I cried a lot. I wanted to go home. I wanted to jump
into the lake and know what it is to drown.
I wanted to go home.
I don't remember his name, but I remember
how dirty I felt at eleven kissing a boy
behind the boat shack at a summer camp I didn't want
to attend but my mother made me and my father paid
the tuition and there I was wasting my time and wasting
all my firsts on a boy whose name I don't remember.
I was eleven. It wasn't supposed to be this way.
The night of the dance he asked me to go with him.
I thought of my brother, a few cabins down, and how hard
he'd hit me if he knew the secrets I'd collected in the night.
In the distance, young crickets learned to play the violin.
I learned how to break a boys heart.
Instead, I watched a movie about a man who became a pirate
and returned to marry his princess. She was useless,
but that's how we blondes are. We're useless unless you need
a broken heart. We're the best at breaking. Don't forget it.
On the last day I gave the boy my address. I told him to write me

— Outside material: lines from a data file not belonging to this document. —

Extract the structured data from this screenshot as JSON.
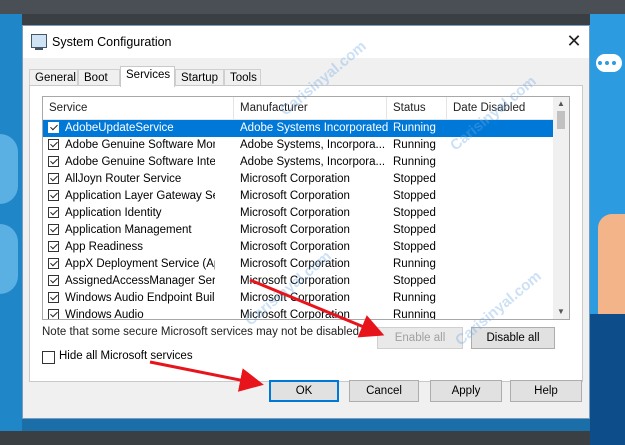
{
  "window": {
    "title": "System Configuration",
    "close_glyph": "✕"
  },
  "tabs": [
    {
      "label": "General",
      "active": false
    },
    {
      "label": "Boot",
      "active": false
    },
    {
      "label": "Services",
      "active": true
    },
    {
      "label": "Startup",
      "active": false
    },
    {
      "label": "Tools",
      "active": false
    }
  ],
  "columns": {
    "service": "Service",
    "manufacturer": "Manufacturer",
    "status": "Status",
    "date_disabled": "Date Disabled"
  },
  "services": [
    {
      "name": "AdobeUpdateService",
      "manufacturer": "Adobe Systems Incorporated",
      "status": "Running",
      "checked": true,
      "selected": true
    },
    {
      "name": "Adobe Genuine Software Monito...",
      "manufacturer": "Adobe Systems, Incorpora...",
      "status": "Running",
      "checked": true
    },
    {
      "name": "Adobe Genuine Software Integri...",
      "manufacturer": "Adobe Systems, Incorpora...",
      "status": "Running",
      "checked": true
    },
    {
      "name": "AllJoyn Router Service",
      "manufacturer": "Microsoft Corporation",
      "status": "Stopped",
      "checked": true
    },
    {
      "name": "Application Layer Gateway Service",
      "manufacturer": "Microsoft Corporation",
      "status": "Stopped",
      "checked": true
    },
    {
      "name": "Application Identity",
      "manufacturer": "Microsoft Corporation",
      "status": "Stopped",
      "checked": true
    },
    {
      "name": "Application Management",
      "manufacturer": "Microsoft Corporation",
      "status": "Stopped",
      "checked": true
    },
    {
      "name": "App Readiness",
      "manufacturer": "Microsoft Corporation",
      "status": "Stopped",
      "checked": true
    },
    {
      "name": "AppX Deployment Service (AppX...",
      "manufacturer": "Microsoft Corporation",
      "status": "Running",
      "checked": true
    },
    {
      "name": "AssignedAccessManager Service",
      "manufacturer": "Microsoft Corporation",
      "status": "Stopped",
      "checked": true
    },
    {
      "name": "Windows Audio Endpoint Builder",
      "manufacturer": "Microsoft Corporation",
      "status": "Running",
      "checked": true
    },
    {
      "name": "Windows Audio",
      "manufacturer": "Microsoft Corporation",
      "status": "Running",
      "checked": true
    }
  ],
  "note": "Note that some secure Microsoft services may not be disabled.",
  "buttons": {
    "enable_all": "Enable all",
    "disable_all": "Disable all",
    "ok": "OK",
    "cancel": "Cancel",
    "apply": "Apply",
    "help": "Help"
  },
  "hide_microsoft": {
    "label": "Hide all Microsoft services",
    "checked": false
  },
  "watermark": "Carisinyal.com",
  "colors": {
    "selection": "#0078d7",
    "arrow": "#e8141b",
    "watermark": "#6eaae1"
  }
}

everyday. I told him I was afraid of forgetting the color
of his hair, the way his skin looked under shutters of moonlight, deep
deep in the forest. I told him I was afraid of forgetting his name. He
kissed me one more time. I didn't see him again.
My mom kissed my cheek and told me how much
she missed me. She asked me if I had fun. She didn’t mean for me to cry.
In my dreams, I'm the moon's daughter and she sends me to summer camp
because it's what I wanted. In these dreams, I still meet the same boy
and he still loves me. When he asks me to dance, I can say yes
because I was born a girl. I was born to love him and my brother
approves. I don't know what a bruise looks like. I've never had
a black eye. I am the lake. I am the girl deep inside the lake, reflecting
the visage of a silver mother. I am drowning. All that kissing and I never learned
how to float.
Think plum plump thumbs plucking
every piece of me. I tried prudence
once, but I dropped it out the window
when he slammed me against the glass.
I could see the city below me, for just
a moment of light before I became
a black hole.
Matthew Fash has had work appear in Allusions, Open: Journal of Arts and Letters, and Raw Art Review. They currently live in Illinois.